## Assignment
Write again exactly the lines in the listing below, starting at the line with "Serialize everything readable" and ending at the line with "Read all visible content and emit it as JSON.", both included. Pictures are not copied.

═══ Supplied information ═══

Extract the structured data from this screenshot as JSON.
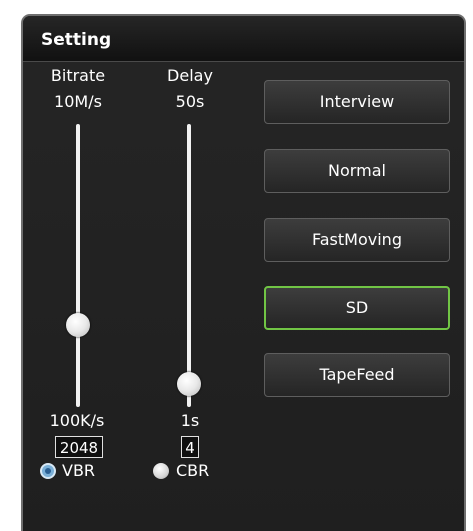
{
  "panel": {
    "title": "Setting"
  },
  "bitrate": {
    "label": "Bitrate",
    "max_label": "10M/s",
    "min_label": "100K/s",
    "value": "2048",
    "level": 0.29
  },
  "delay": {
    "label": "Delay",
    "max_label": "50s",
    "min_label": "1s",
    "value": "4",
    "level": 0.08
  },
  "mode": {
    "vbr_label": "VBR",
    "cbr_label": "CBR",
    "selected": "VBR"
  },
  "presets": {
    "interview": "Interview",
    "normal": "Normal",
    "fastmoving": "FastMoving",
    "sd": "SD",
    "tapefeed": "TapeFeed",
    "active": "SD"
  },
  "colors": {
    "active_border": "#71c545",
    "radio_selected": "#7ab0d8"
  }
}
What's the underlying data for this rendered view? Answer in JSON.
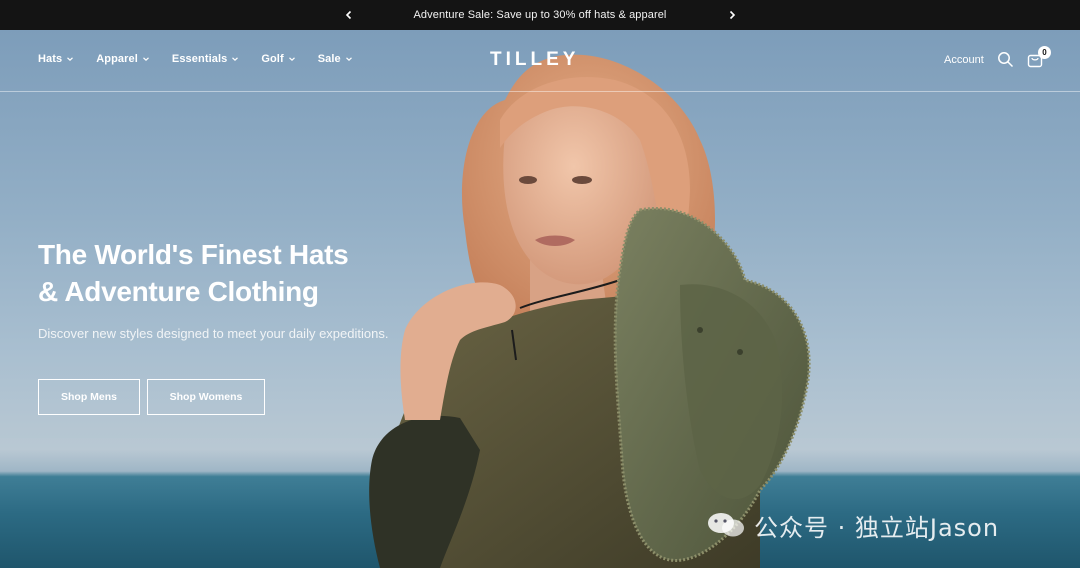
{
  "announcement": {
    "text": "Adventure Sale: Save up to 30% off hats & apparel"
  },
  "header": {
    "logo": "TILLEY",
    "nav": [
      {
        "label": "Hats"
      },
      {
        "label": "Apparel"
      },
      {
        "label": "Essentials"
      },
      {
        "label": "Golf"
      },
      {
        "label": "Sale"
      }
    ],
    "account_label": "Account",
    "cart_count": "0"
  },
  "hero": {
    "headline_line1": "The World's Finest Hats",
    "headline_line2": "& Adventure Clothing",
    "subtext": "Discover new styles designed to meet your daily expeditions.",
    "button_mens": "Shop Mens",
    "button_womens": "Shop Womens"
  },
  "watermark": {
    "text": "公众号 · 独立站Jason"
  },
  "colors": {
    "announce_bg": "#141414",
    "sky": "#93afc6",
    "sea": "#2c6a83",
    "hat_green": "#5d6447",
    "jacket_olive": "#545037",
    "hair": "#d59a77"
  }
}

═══
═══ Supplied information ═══

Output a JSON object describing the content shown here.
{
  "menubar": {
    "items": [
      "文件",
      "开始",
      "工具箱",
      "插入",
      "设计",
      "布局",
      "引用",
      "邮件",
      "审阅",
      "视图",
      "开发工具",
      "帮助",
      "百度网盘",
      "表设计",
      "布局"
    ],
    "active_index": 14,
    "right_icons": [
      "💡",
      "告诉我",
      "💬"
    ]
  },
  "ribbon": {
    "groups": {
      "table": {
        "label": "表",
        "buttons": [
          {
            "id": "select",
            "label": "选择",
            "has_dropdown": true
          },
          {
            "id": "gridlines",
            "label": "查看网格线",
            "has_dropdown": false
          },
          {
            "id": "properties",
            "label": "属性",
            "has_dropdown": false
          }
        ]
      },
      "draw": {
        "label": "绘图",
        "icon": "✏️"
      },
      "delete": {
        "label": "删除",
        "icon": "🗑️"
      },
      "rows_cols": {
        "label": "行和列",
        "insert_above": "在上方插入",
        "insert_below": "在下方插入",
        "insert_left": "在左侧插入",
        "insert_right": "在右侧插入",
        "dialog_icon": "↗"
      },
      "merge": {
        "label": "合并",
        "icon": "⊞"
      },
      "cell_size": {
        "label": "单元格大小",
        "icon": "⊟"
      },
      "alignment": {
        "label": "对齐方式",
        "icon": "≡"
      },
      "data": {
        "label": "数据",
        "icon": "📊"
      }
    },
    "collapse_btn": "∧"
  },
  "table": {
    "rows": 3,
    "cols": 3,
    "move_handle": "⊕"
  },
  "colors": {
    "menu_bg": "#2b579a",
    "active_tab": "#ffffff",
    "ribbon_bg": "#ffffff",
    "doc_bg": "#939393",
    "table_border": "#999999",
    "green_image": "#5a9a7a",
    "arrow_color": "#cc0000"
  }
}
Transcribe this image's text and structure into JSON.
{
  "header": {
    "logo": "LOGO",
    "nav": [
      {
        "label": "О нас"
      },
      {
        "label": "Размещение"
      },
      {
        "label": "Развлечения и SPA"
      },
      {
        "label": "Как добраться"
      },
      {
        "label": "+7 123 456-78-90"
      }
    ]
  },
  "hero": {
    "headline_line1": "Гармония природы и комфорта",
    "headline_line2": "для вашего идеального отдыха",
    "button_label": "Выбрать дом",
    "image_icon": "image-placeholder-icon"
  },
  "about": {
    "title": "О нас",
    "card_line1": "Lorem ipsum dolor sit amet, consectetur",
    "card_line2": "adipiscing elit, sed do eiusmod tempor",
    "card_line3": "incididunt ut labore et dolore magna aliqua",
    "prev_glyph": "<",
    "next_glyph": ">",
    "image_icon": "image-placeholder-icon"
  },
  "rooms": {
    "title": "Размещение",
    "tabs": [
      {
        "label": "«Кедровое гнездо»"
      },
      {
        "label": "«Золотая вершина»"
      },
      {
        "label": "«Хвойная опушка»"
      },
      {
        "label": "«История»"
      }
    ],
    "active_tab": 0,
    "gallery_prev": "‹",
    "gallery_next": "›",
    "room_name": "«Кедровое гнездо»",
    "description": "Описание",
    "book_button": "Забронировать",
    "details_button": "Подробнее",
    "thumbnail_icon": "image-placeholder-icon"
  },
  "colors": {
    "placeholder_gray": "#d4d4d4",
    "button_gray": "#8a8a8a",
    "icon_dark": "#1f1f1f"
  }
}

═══
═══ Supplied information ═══

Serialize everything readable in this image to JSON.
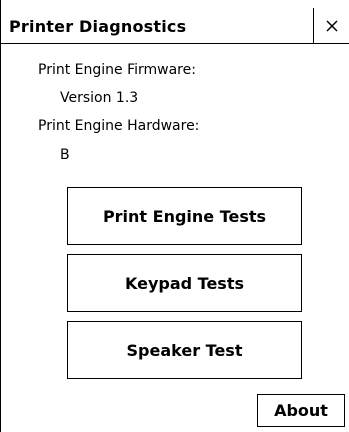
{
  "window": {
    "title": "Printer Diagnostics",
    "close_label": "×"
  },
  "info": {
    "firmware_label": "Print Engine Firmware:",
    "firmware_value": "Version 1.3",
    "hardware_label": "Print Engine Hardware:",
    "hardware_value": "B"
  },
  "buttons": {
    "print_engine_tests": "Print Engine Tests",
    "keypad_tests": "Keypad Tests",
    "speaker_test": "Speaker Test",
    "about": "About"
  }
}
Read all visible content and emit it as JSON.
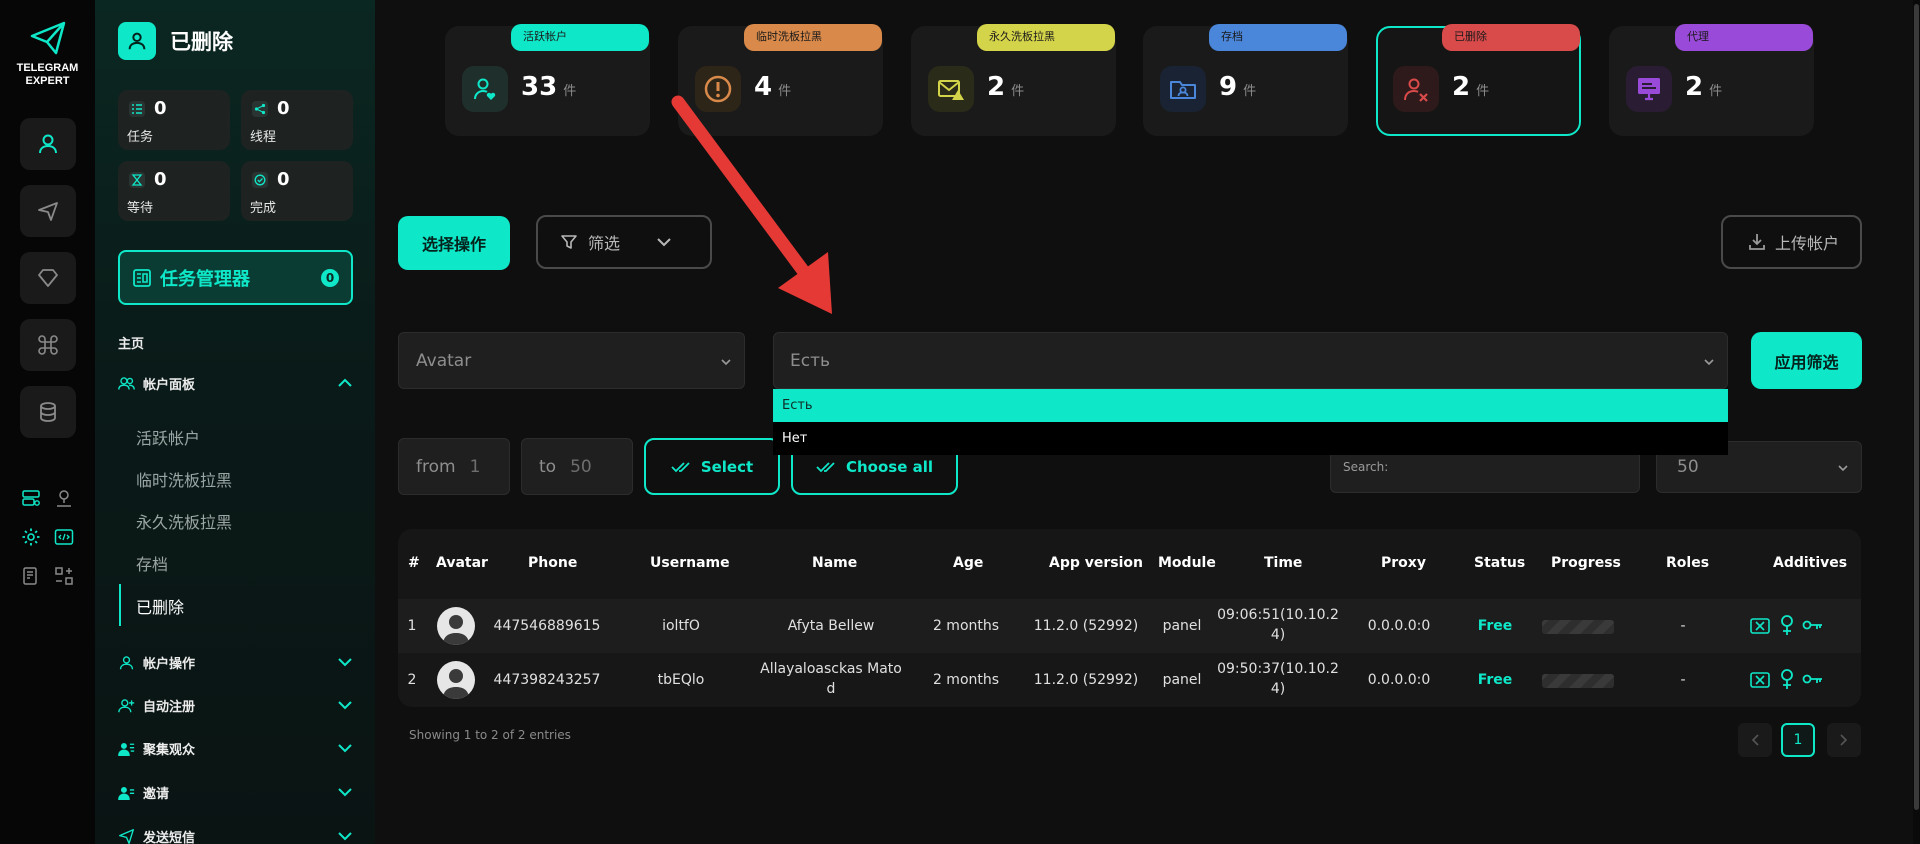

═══

## Response to the exercise
Serialize everything readable in this image to JSON.
{
  "window": {
    "title": "Printer Diagnostics",
    "close_label": "×"
  },
  "info": {
    "firmware_label": "Print Engine Firmware:",
    "firmware_value": "Version 1.3",
    "hardware_label": "Print Engine Hardware:",
    "hardware_value": "B"
  },
  "buttons": {
    "print_engine_tests": "Print Engine Tests",
    "keypad_tests": "Keypad Tests",
    "speaker_test": "Speaker Test",
    "about": "About"
  }
}
Read all visible content and emit it as JSON.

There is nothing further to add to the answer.